Severity

Severity Currently, the apnea–hypopnea index (AHI, number of apneas and hypopneas per hour of sleep) is the standard metric used to describe the severity of sleep apnea

Mild Moderate Severe
5-15 apnoeic episodes 15-30 apnoeic episodes >30 apnoeic episodes
Relatively asymptomatic Aware of daytime sleepiness & take steps to avoid falling asleep at inappropriate times Daytime sleepiness that interferes with normal activities.

Pathophysiology

anatomical contribution

Management

Obstructive Sleep Apnoea Management

  • Patient education
  • Weight loss
  • Change sleep position
  • Alcohol avoidance
  • Avoid certain medications (Benzodiazepines)

Medical Interventions

  • Positive airway pressure (BPAP or CPAP)
  • Oral appliances
Side note Adherence: Estimated that 20-40% of patients do not use their positive airway pressure device & many others do not used it all night, every night

Surgical therapy

  • Tonsillectomy
  • Uvulopalatopharyngoplasty

Pharmacology Patients continuing to have excessive daytime sleepiness despite adequate OSA-specific therapy may benefit from adjunctive pharmacologic therapy to stimulate respiratory drive:

  • Theophylline
  • Acetazolamide
Pharmacology Theophylline, an xanthine derivative chemically similar to caffeine and theobromine, is used to treat asthma and bronchospasm. Theophylline relaxes the smooth muscle of the bronchial airways and pulmonary blood vessels and reduces airway responsiveness to histamine, methacholine, adenosine, and allergen. Theophylline competitively inhibits type III and type IV phosphodiesterase (PDE), the enzyme responsible for breaking down cyclic AMP in smooth muscle cells, possibly resulting in bronchodilation. Theophylline also binds to the adenosine A2B receptor and blocks adenosine mediated bronchoconstriction. In inflammatory states, theophylline activates histone deacetylase to prevent transcription of inflammatory genes that require the acetylation of histones for transcription to begin. Side effects: Nausea/vomiting, stomach/abdominal pain, headache, trouble sleeping, diarrhea, irritability, restlessness, nervousness, shaking, or increased urination.

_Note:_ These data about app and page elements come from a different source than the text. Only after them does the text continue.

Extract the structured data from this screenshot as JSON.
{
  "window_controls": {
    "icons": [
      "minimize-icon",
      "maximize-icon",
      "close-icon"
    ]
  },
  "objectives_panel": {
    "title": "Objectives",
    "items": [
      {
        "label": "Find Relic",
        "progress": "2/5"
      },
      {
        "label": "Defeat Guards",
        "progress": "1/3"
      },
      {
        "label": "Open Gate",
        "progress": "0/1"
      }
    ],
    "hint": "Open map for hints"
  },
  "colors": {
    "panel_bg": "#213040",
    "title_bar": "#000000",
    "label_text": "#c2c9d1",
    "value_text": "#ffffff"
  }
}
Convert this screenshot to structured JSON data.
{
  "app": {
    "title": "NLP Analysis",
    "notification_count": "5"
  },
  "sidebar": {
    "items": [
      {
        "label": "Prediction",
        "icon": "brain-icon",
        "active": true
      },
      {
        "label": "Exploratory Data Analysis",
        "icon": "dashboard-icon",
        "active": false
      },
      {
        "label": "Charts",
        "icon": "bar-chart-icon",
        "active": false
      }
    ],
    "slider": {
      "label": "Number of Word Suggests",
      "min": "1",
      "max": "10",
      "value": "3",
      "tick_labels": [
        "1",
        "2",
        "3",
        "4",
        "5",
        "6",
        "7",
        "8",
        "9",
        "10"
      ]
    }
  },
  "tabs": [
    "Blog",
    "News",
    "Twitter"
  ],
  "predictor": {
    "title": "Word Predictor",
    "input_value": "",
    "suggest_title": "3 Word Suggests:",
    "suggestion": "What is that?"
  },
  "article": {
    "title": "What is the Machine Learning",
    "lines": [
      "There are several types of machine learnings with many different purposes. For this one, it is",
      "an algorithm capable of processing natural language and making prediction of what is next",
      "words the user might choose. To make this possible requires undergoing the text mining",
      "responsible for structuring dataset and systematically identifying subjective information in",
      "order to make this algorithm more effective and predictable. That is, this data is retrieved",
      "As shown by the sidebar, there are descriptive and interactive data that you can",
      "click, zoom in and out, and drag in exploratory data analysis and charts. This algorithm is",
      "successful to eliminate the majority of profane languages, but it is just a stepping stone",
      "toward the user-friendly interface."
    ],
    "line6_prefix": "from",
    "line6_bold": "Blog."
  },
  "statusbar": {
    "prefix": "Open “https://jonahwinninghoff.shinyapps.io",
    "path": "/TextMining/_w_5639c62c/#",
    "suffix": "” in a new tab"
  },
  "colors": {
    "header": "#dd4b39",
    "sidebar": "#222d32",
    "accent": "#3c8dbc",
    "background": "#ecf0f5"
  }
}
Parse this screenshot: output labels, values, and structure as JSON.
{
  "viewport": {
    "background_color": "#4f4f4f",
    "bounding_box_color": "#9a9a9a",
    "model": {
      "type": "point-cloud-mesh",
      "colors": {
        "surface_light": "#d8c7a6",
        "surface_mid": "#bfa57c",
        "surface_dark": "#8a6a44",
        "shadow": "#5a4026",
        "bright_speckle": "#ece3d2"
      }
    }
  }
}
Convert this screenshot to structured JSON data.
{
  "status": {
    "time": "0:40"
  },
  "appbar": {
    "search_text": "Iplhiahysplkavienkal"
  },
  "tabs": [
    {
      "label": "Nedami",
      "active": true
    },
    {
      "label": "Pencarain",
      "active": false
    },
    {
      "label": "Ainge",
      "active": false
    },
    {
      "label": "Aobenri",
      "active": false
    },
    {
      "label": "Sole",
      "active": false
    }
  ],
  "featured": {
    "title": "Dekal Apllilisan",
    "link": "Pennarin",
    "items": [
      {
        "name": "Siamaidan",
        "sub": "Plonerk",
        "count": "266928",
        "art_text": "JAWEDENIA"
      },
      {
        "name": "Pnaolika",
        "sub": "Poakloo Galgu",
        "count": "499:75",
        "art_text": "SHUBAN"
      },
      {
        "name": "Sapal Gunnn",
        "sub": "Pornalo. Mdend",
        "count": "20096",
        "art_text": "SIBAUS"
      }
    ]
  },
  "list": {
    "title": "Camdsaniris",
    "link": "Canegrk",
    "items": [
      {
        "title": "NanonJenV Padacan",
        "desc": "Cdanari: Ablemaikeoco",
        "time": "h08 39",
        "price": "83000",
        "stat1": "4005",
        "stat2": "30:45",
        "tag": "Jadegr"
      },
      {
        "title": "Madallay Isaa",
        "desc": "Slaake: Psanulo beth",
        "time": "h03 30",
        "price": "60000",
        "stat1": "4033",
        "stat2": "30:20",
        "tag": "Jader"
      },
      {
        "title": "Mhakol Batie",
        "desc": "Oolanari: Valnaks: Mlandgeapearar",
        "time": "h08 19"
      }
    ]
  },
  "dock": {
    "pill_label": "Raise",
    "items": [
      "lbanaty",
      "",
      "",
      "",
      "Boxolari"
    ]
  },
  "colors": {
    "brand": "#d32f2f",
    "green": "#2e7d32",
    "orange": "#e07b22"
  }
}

Central sleep apnoea: (ranked in order of treatment line)

Without Cheyne-Stokes breathing:

  1. CPAP or ASV
  2. Supplemental oxygen
  3. Acetazolamide or zolpidem (for idiopathic/ primary CSA)

With Cheyne-Stokes breathing:

  1. Optimise underlying medical condition
  2. CPAP
  3. Oxygen therapy
  4. Non-invasive positive pressure ventilation (NIPPV)
  5. Cardiac resynchronization therapy or acetazolamide or theophylline
Cheyne-Stokes breathing is a disorder characterised by recurrent central apnoeas during sleep alternating with a crescendo-decrescendo pattern of tidal volume. It is often observed in patients with congestive heart failure and severe sleep apnoea
Pharmacology Acetazolamide is a reversible inhibitor of the carbonic anhydrase enzyme that results in reduction of hydrogen ion secretion at the renal tubule and an increased renal excretion of sodium, potassium, bicarbonate, and water. It can be used as a diuretic or to treat glaucoma as it prevents excessive build up of aqueous humor. It also inhibits carbonic anhydrase in the central nervous system to minimize abnormal and excessive discharge from CNS neurons. Acetazolamide can be administered to patients with a metabolic alkalosis to promote retention of hydrogen ions at the level of the renal tubule. Side effects: dizziness, lightheadedness, polyuria, blurred vision, dry mouth, drowsiness, loss of appetite, stomach upset, headache, fatigue, tinnitus.

Complications and Prognosis

Complications

  • Pulmonary hypertension
  • Type II respiratory failure
  • Hypertension
  • ↑ Risk of cardiovascular diseases including heart failure
  • Depression
  • Cognitive dysfunction
  • Impaired glucose metabolism
  • Pregnancy hypertensive complications
Type II respiratory failure is where you have ↑CO2 and ↓O2. Initial treatment is thus BiPAP)

Prognosis Patients efficiently treated may report improvements in alertness and some improvement in quality of life, mood, and cognitive function. Mortality and morbidity from cardiovascular disease is also reduced. Risk of motor vehicle accidents seems to be lower in treated versus untreated patients.

References

Best Practice
UpToDate